These groups were instrumental in getting a “Good Neighbor Ordinance” passed to protect the community in 1997. The supporters of this ordinance maintained that sloppy practices during refinery overhauls led to industrial accidents.
But industry officials claimed that the labor-backed ordinance was a ploy to force the hiring of union workers on maintenance projects.
Last December, after two years of oil industry-spurred lawsuits, public hearings, and private negotiations, the Good Neighbor Ordinance was overturned. A new “oversight” law that is more lenient on the oil companies-merely requiring them to “study” accident-prone conditions-was put in its place.
A potential “Love Canal”
Along with pollution of the air, water, and land surrounding refineries, comes environmental illness. Around all refineries in this country there are “cancer clusters.” The communities around the refineries are a living “Love Canal,” endangering humans and all species.
The refinery workers likewise have higher rates of cancer and other diseases due to pollution of the occupational environment. The longer the exposures to these chemicals-the greater the risk of these diseases.
OCAW sponsors the publication New Solutions, which promotes environmental safety. This union is also the major advocate for a Labor Party in the United States.
The contradiction is that this union also considers itself to be “in partnership” with the oil companies. It does nothing to organize or advocate a shorter work week for the health and safety of its membership. It has none little to stop the downsizing.
If OCAW practiced what it preached, it would give up its partnership with the oil companies and form a partnership for health and safety with the working-class communities that surround the refineries.
Such a partnership of labor with the community could immediately form a local Labor Party to begin to politically organize for health and safety and to put the union in a better economic position in relation to the oil companies.
Every refinery in the country has the same conditions. If OCAW made such a move nationally, they would lead the way to the establishment of a Labor Party.
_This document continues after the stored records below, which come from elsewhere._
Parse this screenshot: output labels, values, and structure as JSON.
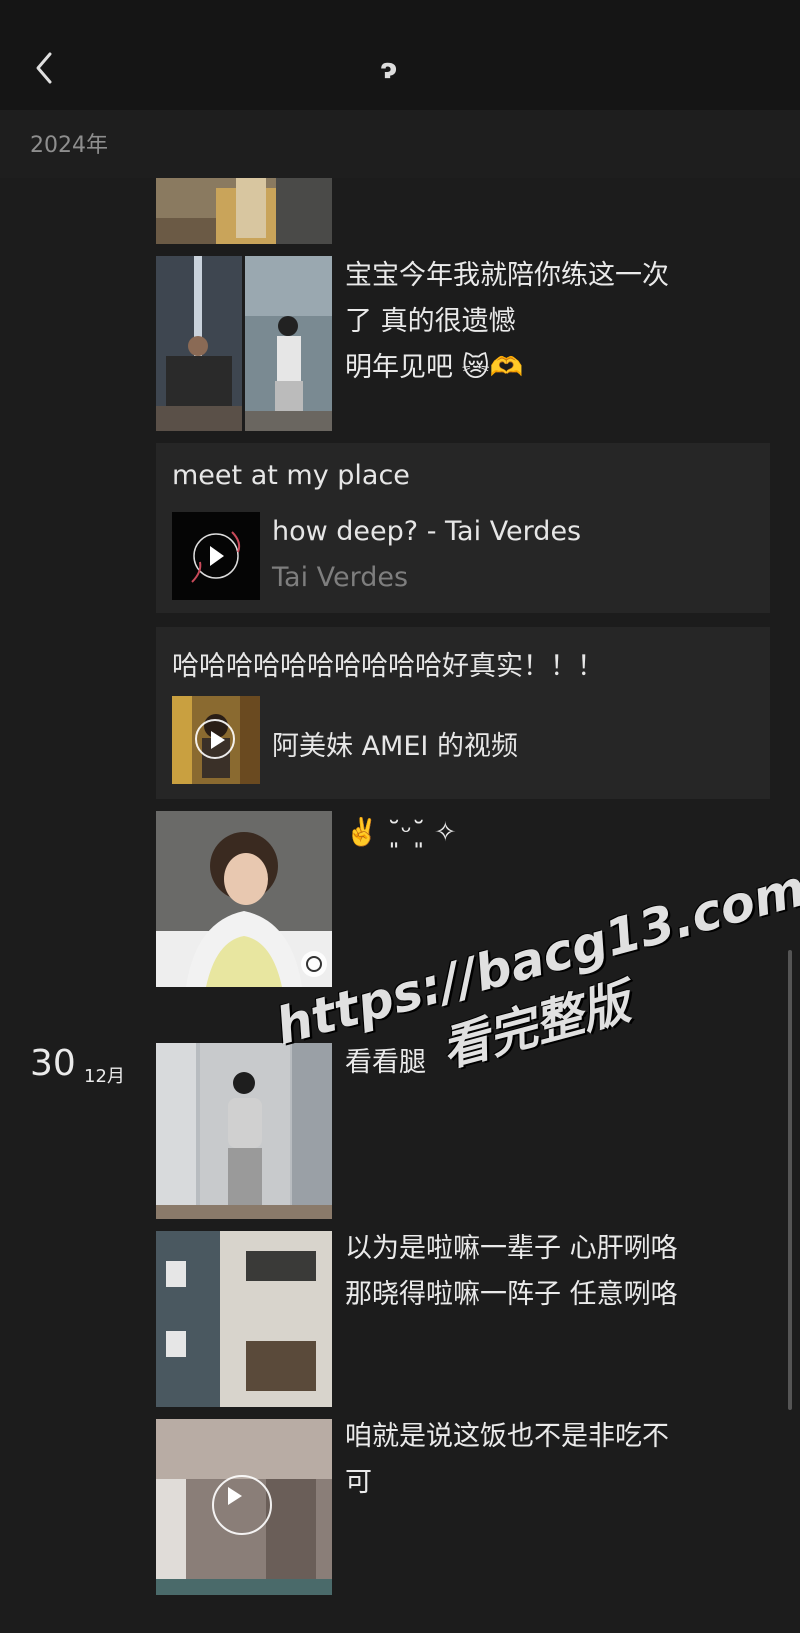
{
  "header": {
    "title": "ɂ",
    "year_label": "2024年"
  },
  "posts": [
    {
      "caption": "宝宝今年我就陪你练这一次\n了 真的很遗憾\n明年见吧 😿🫶"
    },
    {
      "card_title": "meet at my place",
      "song_title": "how deep? - Tai Verdes",
      "song_artist": "Tai Verdes"
    },
    {
      "card_title": "哈哈哈哈哈哈哈哈哈哈好真实！！！",
      "video_label": "阿美妹 AMEI 的视频"
    },
    {
      "caption": "✌️ ˘͈ᵕ˘͈ ✧"
    }
  ],
  "date_group": {
    "day": "30",
    "month": "12月"
  },
  "posts_dec30": [
    {
      "caption": "看看腿"
    },
    {
      "caption": "以为是啦嘛一辈子 心肝咧咯\n那晓得啦嘛一阵子 任意咧咯"
    },
    {
      "caption": "咱就是说这饭也不是非吃不\n可"
    }
  ],
  "watermark": {
    "line1": "https://bacg13.com",
    "line2": "看完整版"
  }
}
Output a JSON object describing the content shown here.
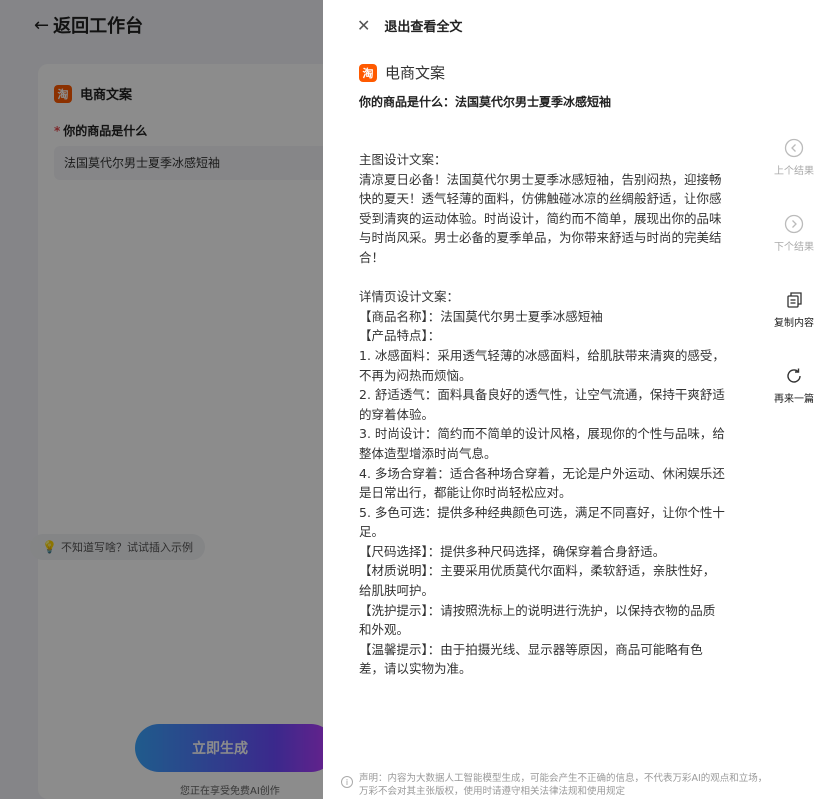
{
  "background": {
    "back_arrow": "←",
    "back_label": "返回工作台",
    "card_badge": "淘",
    "card_title": "电商文案",
    "field_required_mark": "*",
    "field_label": "你的商品是什么",
    "field_value": "法国莫代尔男士夏季冰感短袖",
    "hint_text": "不知道写啥？试试插入示例",
    "generate_label": "立即生成",
    "free_notice": "您正在享受免费AI创作"
  },
  "drawer": {
    "exit_label": "退出查看全文",
    "badge": "淘",
    "doc_title": "电商文案",
    "question": "你的商品是什么：法国莫代尔男士夏季冰感短袖",
    "content": "主图设计文案：\n清凉夏日必备！法国莫代尔男士夏季冰感短袖，告别闷热，迎接畅快的夏天！透气轻薄的面料，仿佛触碰冰凉的丝绸般舒适，让你感受到清爽的运动体验。时尚设计，简约而不简单，展现出你的品味与时尚风采。男士必备的夏季单品，为你带来舒适与时尚的完美结合！\n\n详情页设计文案：\n【商品名称】：法国莫代尔男士夏季冰感短袖\n【产品特点】：\n1. 冰感面料：采用透气轻薄的冰感面料，给肌肤带来清爽的感受，不再为闷热而烦恼。\n2. 舒适透气：面料具备良好的透气性，让空气流通，保持干爽舒适的穿着体验。\n3. 时尚设计：简约而不简单的设计风格，展现你的个性与品味，给整体造型增添时尚气息。\n4. 多场合穿着：适合各种场合穿着，无论是户外运动、休闲娱乐还是日常出行，都能让你时尚轻松应对。\n5. 多色可选：提供多种经典颜色可选，满足不同喜好，让你个性十足。\n【尺码选择】：提供多种尺码选择，确保穿着合身舒适。\n【材质说明】：主要采用优质莫代尔面料，柔软舒适，亲肤性好，给肌肤呵护。\n【洗护提示】：请按照洗标上的说明进行洗护，以保持衣物的品质和外观。\n【温馨提示】：由于拍摄光线、显示器等原因，商品可能略有色差，请以实物为准。",
    "actions": {
      "prev": "上个结果",
      "next": "下个结果",
      "copy": "复制内容",
      "redo": "再来一篇"
    },
    "disclaimer": "声明：内容为大数据人工智能模型生成，可能会产生不正确的信息，不代表万彩AI的观点和立场，万彩不会对其主张版权，使用时请遵守相关法律法规和使用规定"
  },
  "colors": {
    "brand_badge": "#ff5a00",
    "overlay": "rgba(0,0,0,0.45)",
    "generate_gradient_start": "#3aa6ff",
    "generate_gradient_end": "#c13cff"
  },
  "icons": {
    "close": "close-icon",
    "prev": "chevron-up-circle-icon",
    "next": "chevron-down-circle-icon",
    "copy": "copy-icon",
    "redo": "refresh-icon",
    "info": "info-icon",
    "hint": "lightbulb-icon"
  }
}
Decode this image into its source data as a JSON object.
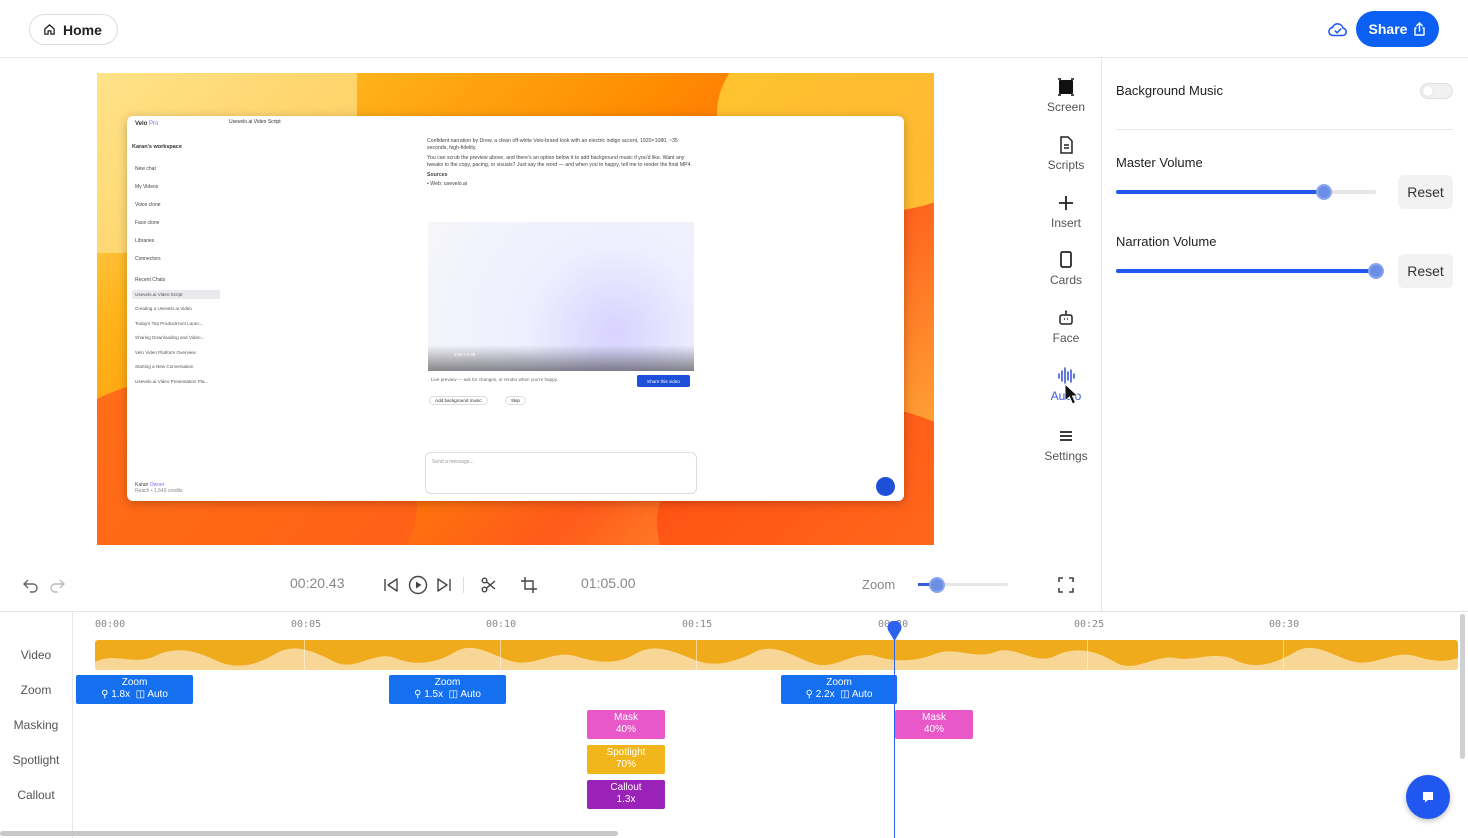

Such a fighting stance would gain the support of environmentalists, civil rights groups, and workers throughout the nation.
By their own words, the leadership of OCAW is aware of these options. Unfortunately, they fiddle while the members burn.